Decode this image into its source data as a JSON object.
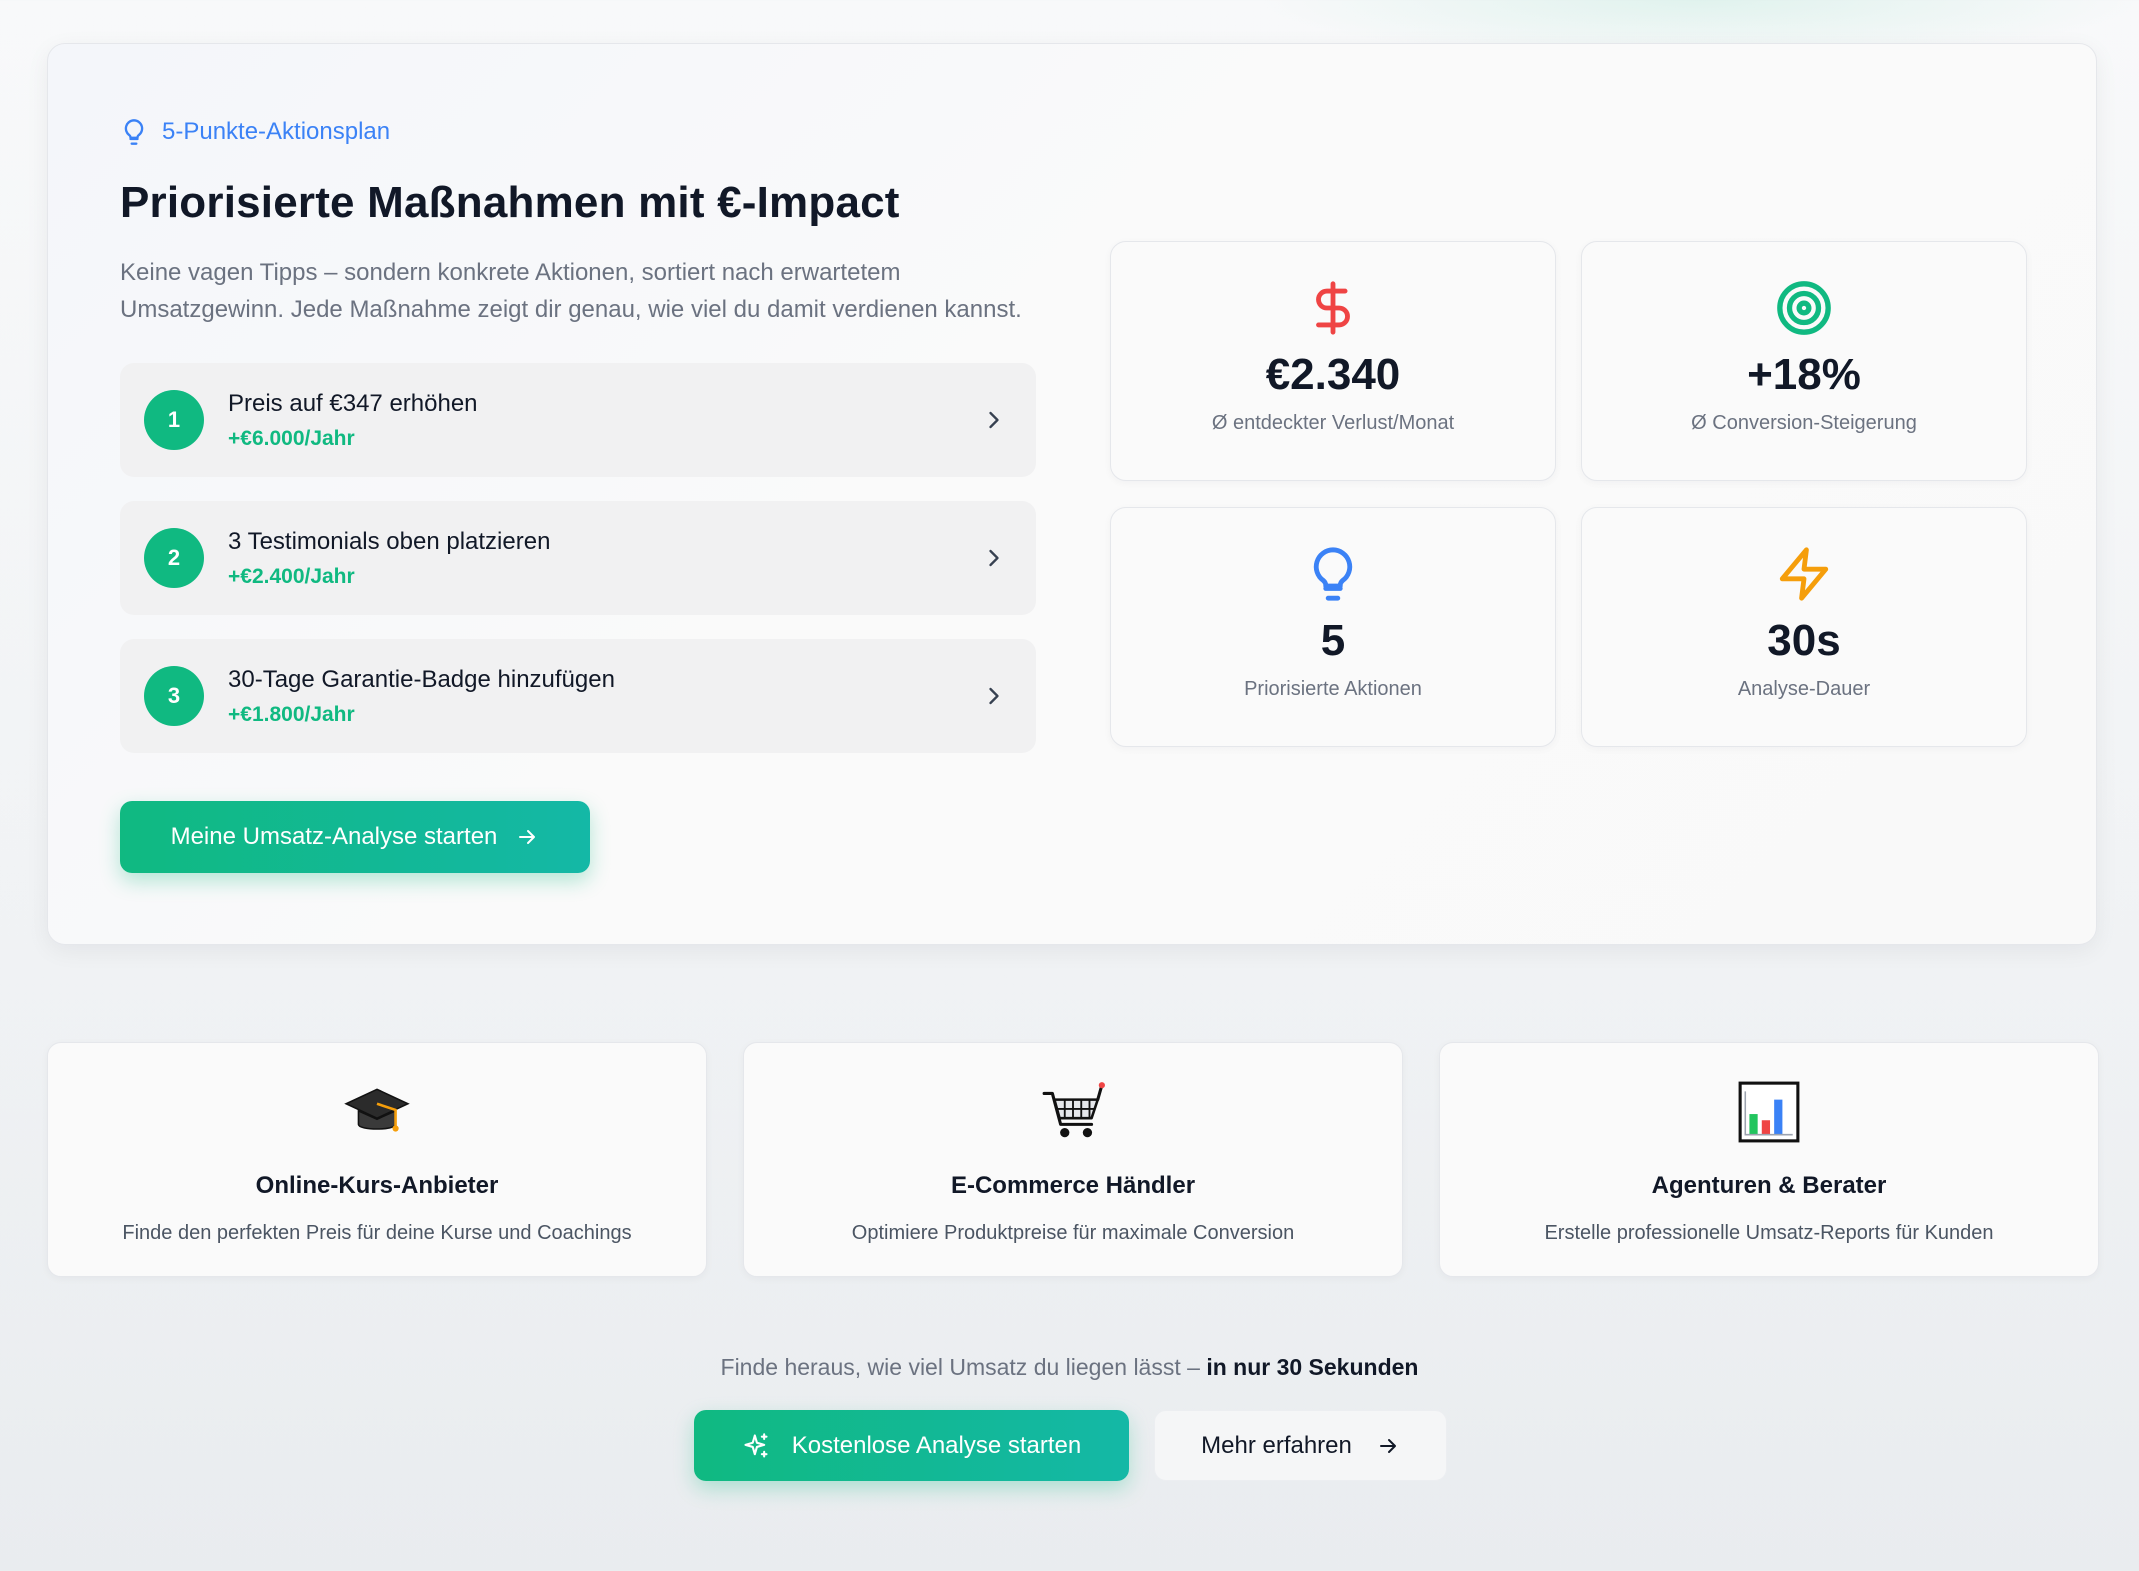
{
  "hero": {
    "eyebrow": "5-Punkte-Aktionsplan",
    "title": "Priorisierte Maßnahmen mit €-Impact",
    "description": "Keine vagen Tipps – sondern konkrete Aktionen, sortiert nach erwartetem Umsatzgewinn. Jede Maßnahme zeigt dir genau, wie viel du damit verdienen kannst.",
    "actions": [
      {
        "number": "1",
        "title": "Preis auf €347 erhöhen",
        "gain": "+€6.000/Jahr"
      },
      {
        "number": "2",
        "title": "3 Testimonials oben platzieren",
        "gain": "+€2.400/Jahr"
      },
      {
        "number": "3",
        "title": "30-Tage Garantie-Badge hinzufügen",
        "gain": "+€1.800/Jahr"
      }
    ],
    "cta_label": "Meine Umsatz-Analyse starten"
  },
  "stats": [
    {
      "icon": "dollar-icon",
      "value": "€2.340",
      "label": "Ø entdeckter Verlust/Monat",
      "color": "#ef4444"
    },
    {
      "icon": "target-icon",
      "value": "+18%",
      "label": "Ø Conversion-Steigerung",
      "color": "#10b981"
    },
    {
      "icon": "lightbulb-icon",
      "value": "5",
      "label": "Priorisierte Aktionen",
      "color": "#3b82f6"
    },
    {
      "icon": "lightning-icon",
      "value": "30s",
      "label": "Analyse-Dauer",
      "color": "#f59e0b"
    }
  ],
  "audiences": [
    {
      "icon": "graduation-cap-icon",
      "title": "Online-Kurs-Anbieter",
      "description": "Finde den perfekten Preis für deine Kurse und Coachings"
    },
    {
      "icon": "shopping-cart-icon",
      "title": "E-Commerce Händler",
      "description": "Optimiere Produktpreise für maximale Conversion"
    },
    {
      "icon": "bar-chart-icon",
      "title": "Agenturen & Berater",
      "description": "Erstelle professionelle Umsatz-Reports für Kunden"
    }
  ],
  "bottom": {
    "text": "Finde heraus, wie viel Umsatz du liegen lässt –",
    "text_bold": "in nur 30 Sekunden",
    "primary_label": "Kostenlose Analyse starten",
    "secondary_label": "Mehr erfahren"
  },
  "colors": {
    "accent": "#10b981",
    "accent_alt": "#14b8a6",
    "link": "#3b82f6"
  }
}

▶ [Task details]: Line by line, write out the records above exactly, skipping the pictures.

▶ [Exercise result]:
Decode this image into its source data as a JSON object.
{
  "hero": {
    "eyebrow": "5-Punkte-Aktionsplan",
    "title": "Priorisierte Maßnahmen mit €-Impact",
    "description": "Keine vagen Tipps – sondern konkrete Aktionen, sortiert nach erwartetem Umsatzgewinn. Jede Maßnahme zeigt dir genau, wie viel du damit verdienen kannst.",
    "actions": [
      {
        "number": "1",
        "title": "Preis auf €347 erhöhen",
        "gain": "+€6.000/Jahr"
      },
      {
        "number": "2",
        "title": "3 Testimonials oben platzieren",
        "gain": "+€2.400/Jahr"
      },
      {
        "number": "3",
        "title": "30-Tage Garantie-Badge hinzufügen",
        "gain": "+€1.800/Jahr"
      }
    ],
    "cta_label": "Meine Umsatz-Analyse starten"
  },
  "stats": [
    {
      "icon": "dollar-icon",
      "value": "€2.340",
      "label": "Ø entdeckter Verlust/Monat",
      "color": "#ef4444"
    },
    {
      "icon": "target-icon",
      "value": "+18%",
      "label": "Ø Conversion-Steigerung",
      "color": "#10b981"
    },
    {
      "icon": "lightbulb-icon",
      "value": "5",
      "label": "Priorisierte Aktionen",
      "color": "#3b82f6"
    },
    {
      "icon": "lightning-icon",
      "value": "30s",
      "label": "Analyse-Dauer",
      "color": "#f59e0b"
    }
  ],
  "audiences": [
    {
      "icon": "graduation-cap-icon",
      "title": "Online-Kurs-Anbieter",
      "description": "Finde den perfekten Preis für deine Kurse und Coachings"
    },
    {
      "icon": "shopping-cart-icon",
      "title": "E-Commerce Händler",
      "description": "Optimiere Produktpreise für maximale Conversion"
    },
    {
      "icon": "bar-chart-icon",
      "title": "Agenturen & Berater",
      "description": "Erstelle professionelle Umsatz-Reports für Kunden"
    }
  ],
  "bottom": {
    "text": "Finde heraus, wie viel Umsatz du liegen lässt –",
    "text_bold": "in nur 30 Sekunden",
    "primary_label": "Kostenlose Analyse starten",
    "secondary_label": "Mehr erfahren"
  },
  "colors": {
    "accent": "#10b981",
    "accent_alt": "#14b8a6",
    "link": "#3b82f6"
  }
}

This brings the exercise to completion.